WORK ORDER =>
When you write out the listing below, keep each word exactly as it stands and drop the pictures.

INPUT MATERIAL =>
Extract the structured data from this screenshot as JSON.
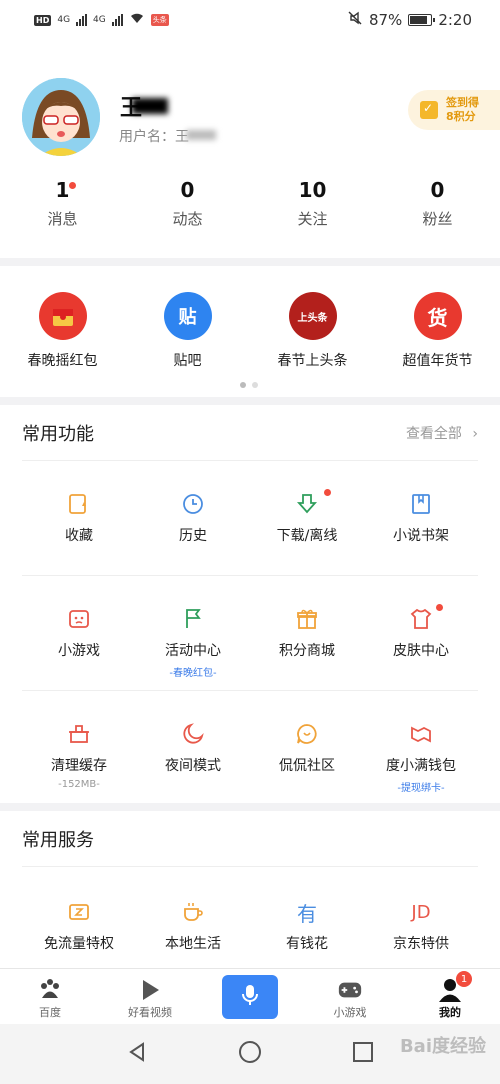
{
  "status_bar": {
    "hd": "HD",
    "net1": "4G",
    "net2": "4G",
    "battery_pct": "87%",
    "battery_fraction": 0.87,
    "time": "2:20",
    "badge": "头条"
  },
  "profile": {
    "username": "王",
    "subname": "用户名：王",
    "checkin_line1": "签到得",
    "checkin_line2": "8积分",
    "stats": [
      {
        "num": "1",
        "label": "消息",
        "dot": true
      },
      {
        "num": "0",
        "label": "动态",
        "dot": false
      },
      {
        "num": "10",
        "label": "关注",
        "dot": false
      },
      {
        "num": "0",
        "label": "粉丝",
        "dot": false
      }
    ]
  },
  "promo": {
    "items": [
      {
        "label": "春晚摇红包",
        "icon": "red-envelope-icon",
        "color": "#e8392f"
      },
      {
        "label": "贴吧",
        "icon": "tieba-icon",
        "color": "#2e84f0",
        "glyph": "贴"
      },
      {
        "label": "春节上头条",
        "icon": "headline-icon",
        "color": "#b3201c",
        "glyph": "上头条"
      },
      {
        "label": "超值年货节",
        "icon": "goods-icon",
        "color": "#e8392f",
        "glyph": "货"
      }
    ]
  },
  "common_functions": {
    "title": "常用功能",
    "more": "查看全部",
    "rows": [
      [
        {
          "label": "收藏",
          "icon": "favorite-icon"
        },
        {
          "label": "历史",
          "icon": "history-icon"
        },
        {
          "label": "下载/离线",
          "icon": "download-icon",
          "dot": true
        },
        {
          "label": "小说书架",
          "icon": "bookshelf-icon"
        }
      ],
      [
        {
          "label": "小游戏",
          "icon": "game-icon"
        },
        {
          "label": "活动中心",
          "icon": "flag-icon",
          "sub": "-春晚红包-"
        },
        {
          "label": "积分商城",
          "icon": "gift-icon"
        },
        {
          "label": "皮肤中心",
          "icon": "skin-icon",
          "dot": true
        }
      ],
      [
        {
          "label": "清理缓存",
          "icon": "clean-icon",
          "sub": "-152MB-"
        },
        {
          "label": "夜间模式",
          "icon": "moon-icon"
        },
        {
          "label": "侃侃社区",
          "icon": "chat-icon"
        },
        {
          "label": "度小满钱包",
          "icon": "wallet-icon",
          "sub": "-提现绑卡-"
        }
      ]
    ]
  },
  "common_services": {
    "title": "常用服务",
    "items": [
      {
        "label": "免流量特权",
        "icon": "data-free-icon"
      },
      {
        "label": "本地生活",
        "icon": "coffee-icon"
      },
      {
        "label": "有钱花",
        "icon": "money-icon",
        "glyph": "有"
      },
      {
        "label": "京东特供",
        "icon": "jd-icon",
        "glyph": "JD"
      }
    ]
  },
  "tabbar": {
    "tabs": [
      {
        "label": "百度",
        "icon": "baidu-paw-icon"
      },
      {
        "label": "好看视频",
        "icon": "play-icon"
      },
      {
        "label": "",
        "icon": "microphone-icon"
      },
      {
        "label": "小游戏",
        "icon": "gamepad-icon"
      },
      {
        "label": "我的",
        "icon": "me-icon",
        "badge": "1"
      }
    ]
  },
  "watermark": "Bai度经验",
  "colors": {
    "accent_blue": "#3b86f6",
    "orange": "#f0a33a",
    "red": "#e8584a",
    "green": "#2f9e5c",
    "blue_icon": "#4a8de0"
  }
}
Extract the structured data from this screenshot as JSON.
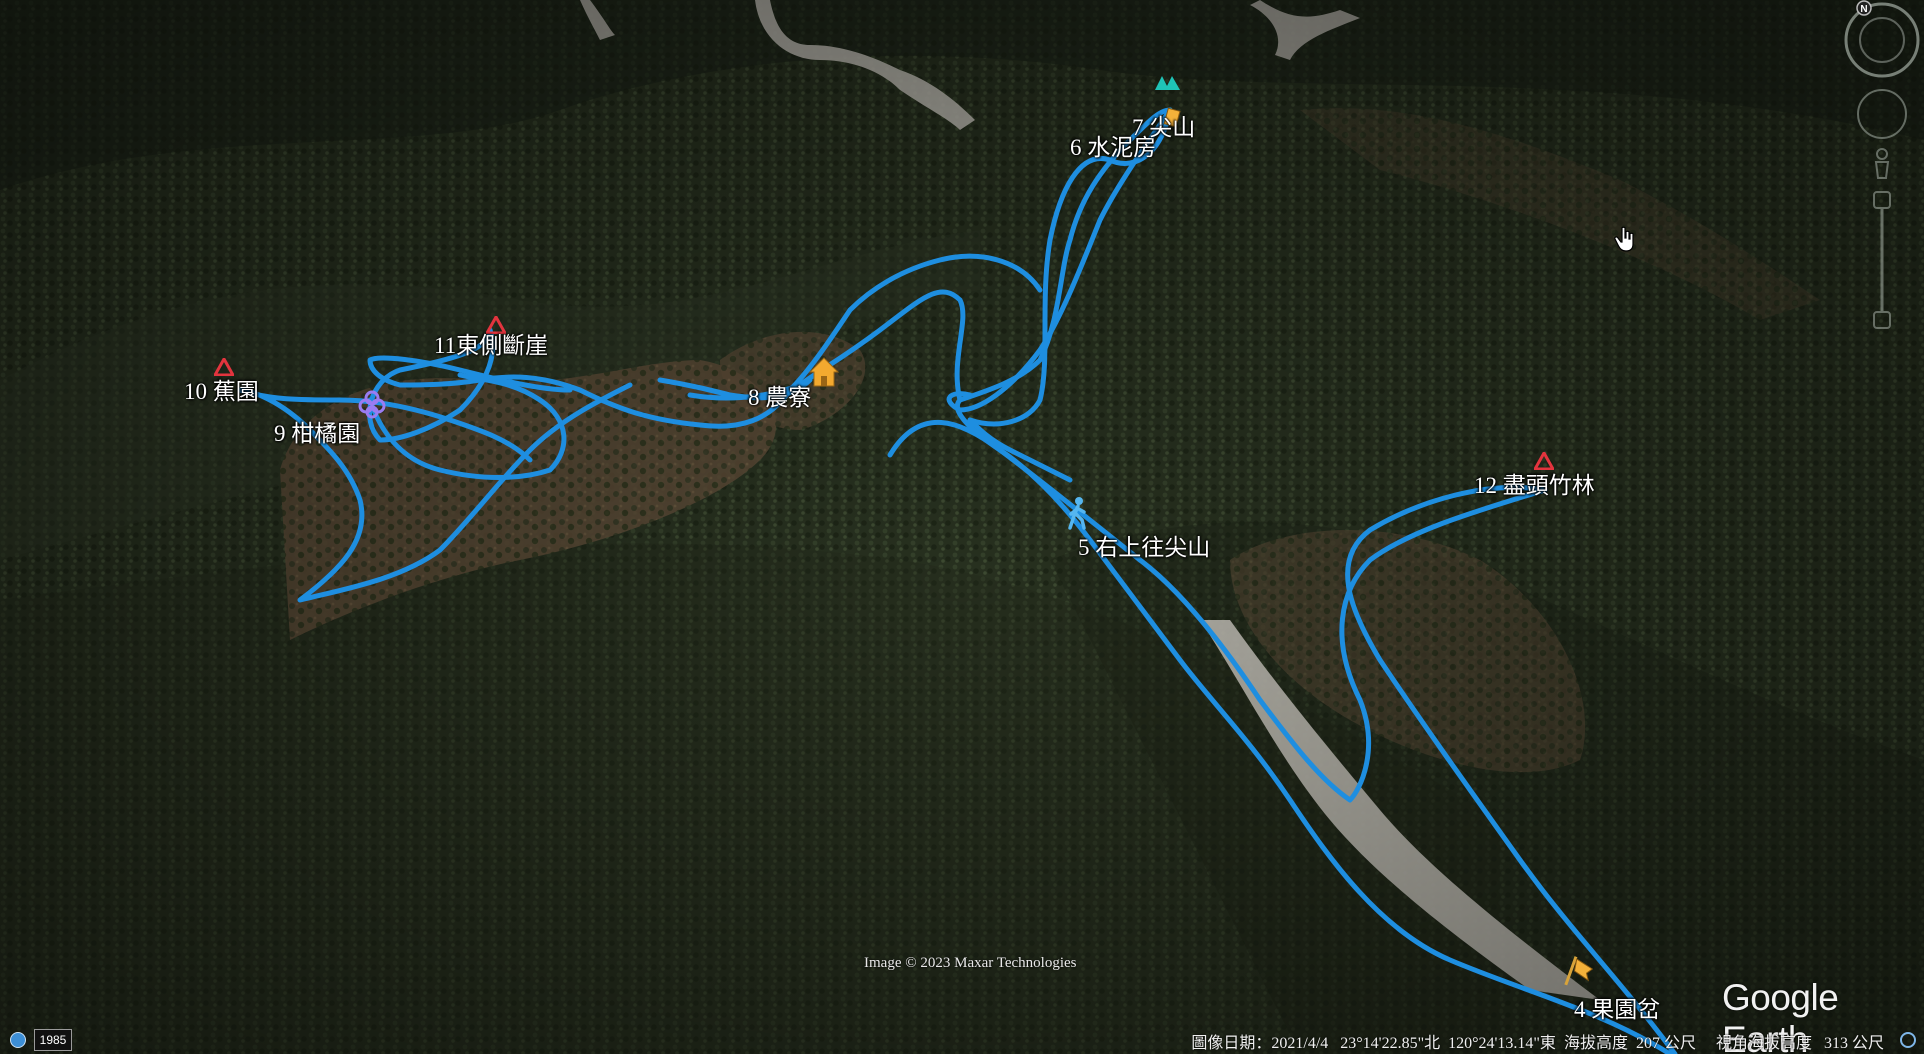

WRITTEN SOLUTION =>
Extract the structured data from this screenshot as JSON.
{
  "status_bar": {
    "hd": "HD",
    "net1": "4G",
    "net2": "4G",
    "battery_pct": "87%",
    "battery_fraction": 0.87,
    "time": "2:20",
    "badge": "头条"
  },
  "profile": {
    "username": "王",
    "subname": "用户名：王",
    "checkin_line1": "签到得",
    "checkin_line2": "8积分",
    "stats": [
      {
        "num": "1",
        "label": "消息",
        "dot": true
      },
      {
        "num": "0",
        "label": "动态",
        "dot": false
      },
      {
        "num": "10",
        "label": "关注",
        "dot": false
      },
      {
        "num": "0",
        "label": "粉丝",
        "dot": false
      }
    ]
  },
  "promo": {
    "items": [
      {
        "label": "春晚摇红包",
        "icon": "red-envelope-icon",
        "color": "#e8392f"
      },
      {
        "label": "贴吧",
        "icon": "tieba-icon",
        "color": "#2e84f0",
        "glyph": "贴"
      },
      {
        "label": "春节上头条",
        "icon": "headline-icon",
        "color": "#b3201c",
        "glyph": "上头条"
      },
      {
        "label": "超值年货节",
        "icon": "goods-icon",
        "color": "#e8392f",
        "glyph": "货"
      }
    ]
  },
  "common_functions": {
    "title": "常用功能",
    "more": "查看全部",
    "rows": [
      [
        {
          "label": "收藏",
          "icon": "favorite-icon"
        },
        {
          "label": "历史",
          "icon": "history-icon"
        },
        {
          "label": "下载/离线",
          "icon": "download-icon",
          "dot": true
        },
        {
          "label": "小说书架",
          "icon": "bookshelf-icon"
        }
      ],
      [
        {
          "label": "小游戏",
          "icon": "game-icon"
        },
        {
          "label": "活动中心",
          "icon": "flag-icon",
          "sub": "-春晚红包-"
        },
        {
          "label": "积分商城",
          "icon": "gift-icon"
        },
        {
          "label": "皮肤中心",
          "icon": "skin-icon",
          "dot": true
        }
      ],
      [
        {
          "label": "清理缓存",
          "icon": "clean-icon",
          "sub": "-152MB-"
        },
        {
          "label": "夜间模式",
          "icon": "moon-icon"
        },
        {
          "label": "侃侃社区",
          "icon": "chat-icon"
        },
        {
          "label": "度小满钱包",
          "icon": "wallet-icon",
          "sub": "-提现绑卡-"
        }
      ]
    ]
  },
  "common_services": {
    "title": "常用服务",
    "items": [
      {
        "label": "免流量特权",
        "icon": "data-free-icon"
      },
      {
        "label": "本地生活",
        "icon": "coffee-icon"
      },
      {
        "label": "有钱花",
        "icon": "money-icon",
        "glyph": "有"
      },
      {
        "label": "京东特供",
        "icon": "jd-icon",
        "glyph": "JD"
      }
    ]
  },
  "tabbar": {
    "tabs": [
      {
        "label": "百度",
        "icon": "baidu-paw-icon"
      },
      {
        "label": "好看视频",
        "icon": "play-icon"
      },
      {
        "label": "",
        "icon": "microphone-icon"
      },
      {
        "label": "小游戏",
        "icon": "gamepad-icon"
      },
      {
        "label": "我的",
        "icon": "me-icon",
        "badge": "1"
      }
    ]
  },
  "watermark": "Bai度经验",
  "colors": {
    "accent_blue": "#3b86f6",
    "orange": "#f0a33a",
    "red": "#e8584a",
    "green": "#2f9e5c",
    "blue_icon": "#4a8de0"
  }
}
Extract the structured data from this screenshot as JSON.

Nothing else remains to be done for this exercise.